Published Nov 8, 2023 11:37 PM by The Maritime Executive

According to the National Oceanic and Atmospheric Administration, the Mississippi River hit record low levels for the month of October, impacting navigation and drinking water supplies on parts of the Lower Mississippi. 

According to NOAA, a relatively warm October and drought conditions across the Lower Mississippi Valley helped reduce water levels to historic lows along parts of the Mississippi River last month. It is the second year in a row that the river has set low-water records, and has created navigation and saltwater intrusion issues in southern Louisiana. 
 
The water level has been falling for months. Hot temperatures across the central U.S. increased evaporation over the summer, and low rainfall reduced inflow. Below-water features like sandbars and wrecks now protrude in many places, and there are long stretches of river where motorboat ramps no longer reach the water.

On the Mississippi south of New Orleans, a wedge of saltwater has pushed its way up along the river bottom from the sea. The U.S. Army Corps of Engineers is raising an underwater levee along the bottom of the river to prevent its further progress northwards. The levee will leave a water depth of just 30 feet across a 1500-foot span, but it will still have a 55-foot-deep "notch" in the middle for deep draft navigation, one ship at a time. 

For shipping and farming interests, the drought means difficulty in delivering product to market. Grain barge traffic has been impacted, and bulker navigation up the river to loading ports has been restricted. Last week, outbound wheat shipments dropped to the lowest level on record, dating back 40 years.

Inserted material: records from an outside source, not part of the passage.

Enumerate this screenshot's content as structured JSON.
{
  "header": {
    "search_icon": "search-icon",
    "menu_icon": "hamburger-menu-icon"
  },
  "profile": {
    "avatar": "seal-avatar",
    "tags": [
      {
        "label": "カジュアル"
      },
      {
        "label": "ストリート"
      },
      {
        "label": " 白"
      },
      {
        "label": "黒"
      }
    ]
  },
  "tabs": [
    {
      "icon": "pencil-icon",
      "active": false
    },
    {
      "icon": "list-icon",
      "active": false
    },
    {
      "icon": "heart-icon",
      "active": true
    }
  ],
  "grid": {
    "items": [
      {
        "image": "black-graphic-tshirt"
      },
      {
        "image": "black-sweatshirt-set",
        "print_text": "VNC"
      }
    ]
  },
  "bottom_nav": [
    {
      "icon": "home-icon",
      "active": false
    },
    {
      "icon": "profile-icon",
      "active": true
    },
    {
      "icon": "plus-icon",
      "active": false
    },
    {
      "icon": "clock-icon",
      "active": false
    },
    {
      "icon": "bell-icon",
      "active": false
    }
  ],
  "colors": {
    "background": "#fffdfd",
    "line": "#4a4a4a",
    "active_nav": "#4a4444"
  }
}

The previous record low for wheat export tonnage was set last year.

“It’s the most important working river, commodity wise, on the planet,” said Colin Wellenkamp, director of the Mississippi River Cities and Towns Initiative, speaking to the New York Times. “We’re going to feel this globally.”